Our new congressman, Marc Molinaro (R-NY19), held a town hall meeting at the Dryden Fire Department on February 21. Dryden Democrats Co-Chair Joseph Wilson attended. Asked how it went, Wilson was cautiously optimistic:
“To the extent that folks were worried that the Town Hall would reveal us as out of touch elitists, that did not happen.
“Those of us who identified as Democrats were given a fair shot at asking questions. All questions were delivered without rhetorical flourishes, insults or innuendos. Our members brought up reasonable questions, including all of those sent us from Binghamton, and presented them respectfully.”
“Molinaro, albeit a bit of a showman, talked knowledgeably off the cuff and answered questions with a reasonable degree of directness.
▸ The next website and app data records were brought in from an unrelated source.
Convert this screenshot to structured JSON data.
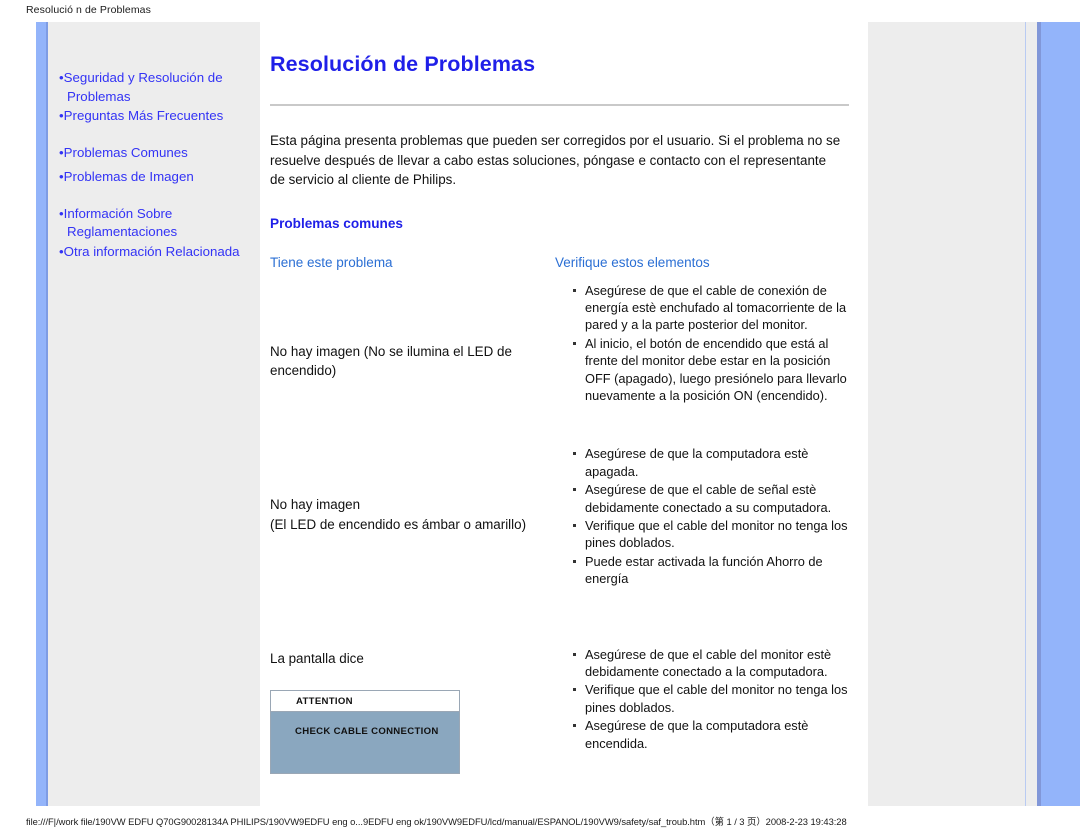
{
  "print_header": "Resolució n de Problemas",
  "sidebar": {
    "groups": [
      {
        "items": [
          {
            "label": "Seguridad y Resolución de Problemas"
          },
          {
            "label": "Preguntas Más Frecuentes"
          }
        ]
      },
      {
        "items": [
          {
            "label": "Problemas Comunes"
          },
          {
            "label": "Problemas de Imagen"
          }
        ]
      },
      {
        "items": [
          {
            "label": "Información Sobre Reglamentaciones"
          },
          {
            "label": "Otra información Relacionada"
          }
        ]
      }
    ]
  },
  "main": {
    "title": "Resolución de Problemas",
    "intro": "Esta página presenta problemas que pueden ser corregidos por el usuario. Si el problema no se resuelve después de llevar a cabo estas soluciones, póngase e contacto con el representante de servicio al cliente de Philips.",
    "section_heading": "Problemas comunes",
    "table": {
      "headers": [
        "Tiene este problema",
        "Verifique estos elementos"
      ],
      "rows": [
        {
          "problem": "No hay imagen (No se ilumina el LED de encendido)",
          "problem_extra": "",
          "checks": [
            "Asegúrese de que el cable de conexión de energía estè enchufado al tomacorriente de la pared y a la parte posterior del monitor.",
            "Al inicio, el botón de encendido que está al frente del monitor debe estar en la posición OFF (apagado), luego presiónelo para llevarlo nuevamente a la posición ON (encendido)."
          ]
        },
        {
          "problem": "No hay imagen",
          "problem_extra": "(El LED de encendido es ámbar o amarillo)",
          "checks": [
            "Asegúrese de que la computadora estè apagada.",
            "Asegúrese de que el cable de señal estè debidamente conectado a su computadora.",
            "Verifique que el cable del monitor no tenga los pines doblados.",
            "Puede estar activada la función Ahorro de energía"
          ]
        },
        {
          "problem": "La pantalla dice",
          "problem_extra": "",
          "checks": [
            "Asegúrese de que el cable del monitor estè debidamente conectado a la computadora.",
            "Verifique que el cable del monitor no tenga los pines doblados.",
            "Asegúrese de que la computadora estè encendida."
          ],
          "attention_box": {
            "title": "ATTENTION",
            "message": "CHECK CABLE CONNECTION"
          }
        }
      ]
    }
  },
  "footer": "file:///F|/work file/190VW EDFU Q70G90028134A PHILIPS/190VW9EDFU eng o...9EDFU eng ok/190VW9EDFU/lcd/manual/ESPANOL/190VW9/safety/saf_troub.htm（第 1 / 3 页）2008-2-23 19:43:28",
  "colors": {
    "link_blue": "#3333f5",
    "title_blue": "#1f1fe8",
    "header_blue": "#2b6fd4",
    "stripe_blue": "#93b4fa",
    "panel_gray": "#ededed",
    "attention_bg": "#8aa7bf"
  }
}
“I think most if not all went away feeling they had presented themselves in an adult fashion, got a bit of measure of who Molinaro is, and the sense that, while we might not agree with him (and don’t like his allies’ lies), we can continue a dialogue with him in the future.”
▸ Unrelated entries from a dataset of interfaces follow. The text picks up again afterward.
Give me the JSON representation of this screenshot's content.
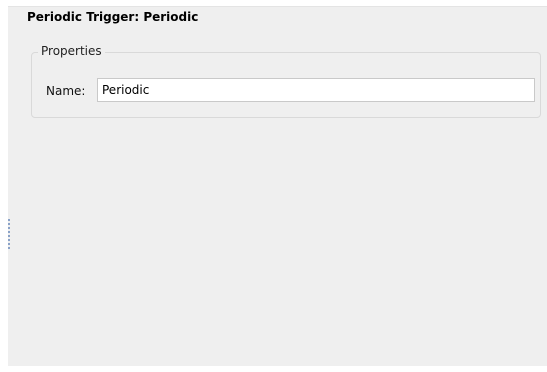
{
  "editor": {
    "title": "Periodic Trigger: Periodic"
  },
  "properties_group": {
    "legend": "Properties",
    "name_field": {
      "label": "Name:",
      "value": "Periodic"
    }
  },
  "colors": {
    "panel_background": "#efefef",
    "border": "#d9d9d9",
    "sash_dots": "#8aa2c8"
  }
}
However (you knew there’d be a however, right?) six days earlier Molinaro posted the popular GOP lie about gas stoves and directed it at our governor. The issue is a state matter, not a federal one, but apparently he couldn’t resist an opportunity to drag Democrats.
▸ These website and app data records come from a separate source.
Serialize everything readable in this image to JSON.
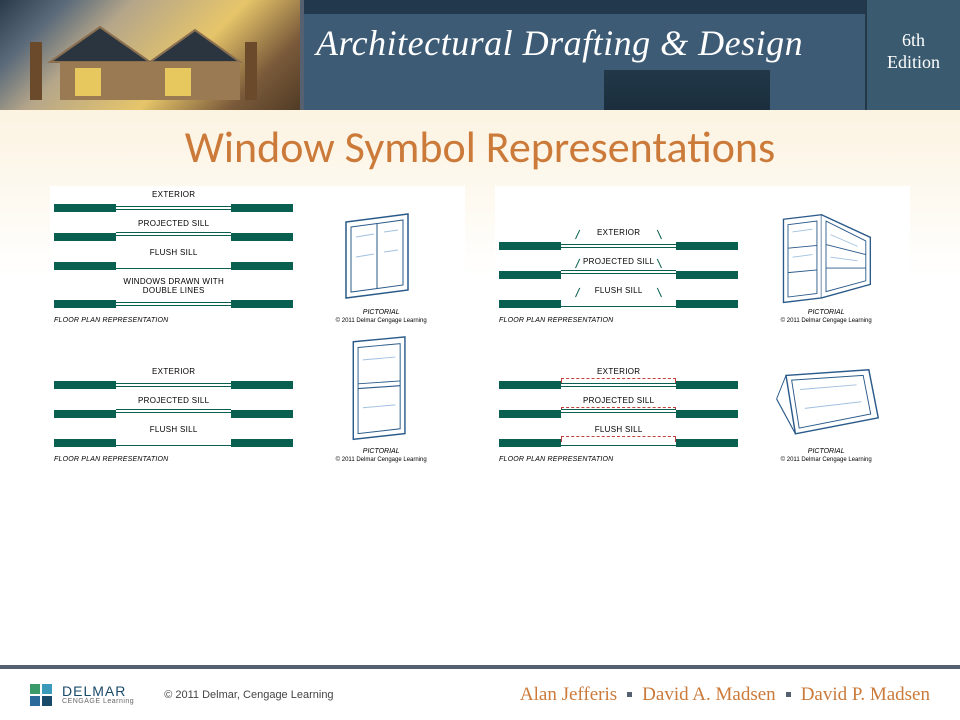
{
  "banner": {
    "title": "Architectural Drafting & Design",
    "edition_line1": "6th",
    "edition_line2": "Edition"
  },
  "slide": {
    "title": "Window Symbol Representations"
  },
  "labels": {
    "exterior": "EXTERIOR",
    "projected_sill": "PROJECTED SILL",
    "flush_sill": "FLUSH SILL",
    "double_lines": "WINDOWS DRAWN WITH\nDOUBLE LINES",
    "floor_plan": "FLOOR PLAN REPRESENTATION",
    "pictorial": "PICTORIAL",
    "diagram_copyright": "© 2011 Delmar Cengage Learning"
  },
  "footer": {
    "logo_main": "DELMAR",
    "logo_sub": "CENGAGE Learning",
    "copyright": "© 2011 Delmar, Cengage Learning",
    "authors": [
      "Alan Jefferis",
      "David A. Madsen",
      "David P. Madsen"
    ]
  }
}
Meanwhile, TCDC member Ann Reichlin notes that although Molinaro has mentioned plans to relocate, he hasn’t yet moved into our district.
Reichlin further notes that Molinaro “is staking out some bipartisan turf as he tries to navigate our new swing district. He’s joined both the SALT* caucus and the Main Street Caucus. However, the real test will be in how he votes on the issues that matter to the district. Also, will Molinaro call out fellow Republicans like Marjorie Taylor Greene when they advocate for extreme ideas or perpetuate lies, or will he let his silence enable them?”
The gas stove meme suggests Molinaro is actually prepared to perpetuate GOP lies, but it’s early yet; we’ll see.
* State and Local Taxes, a longtime federal income tax deduction that was severely limited as part of the tax reform act of 2017. The resulting increase in taxes was meant to help offset the loss in federal revenue created by tax breaks for wealthy individuals and corporations. Its impact was primarily felt in states with higher incomes and property taxes, like New York and California. It’s probably just a coincidence that the states hit hardest went for Clinton in 2016.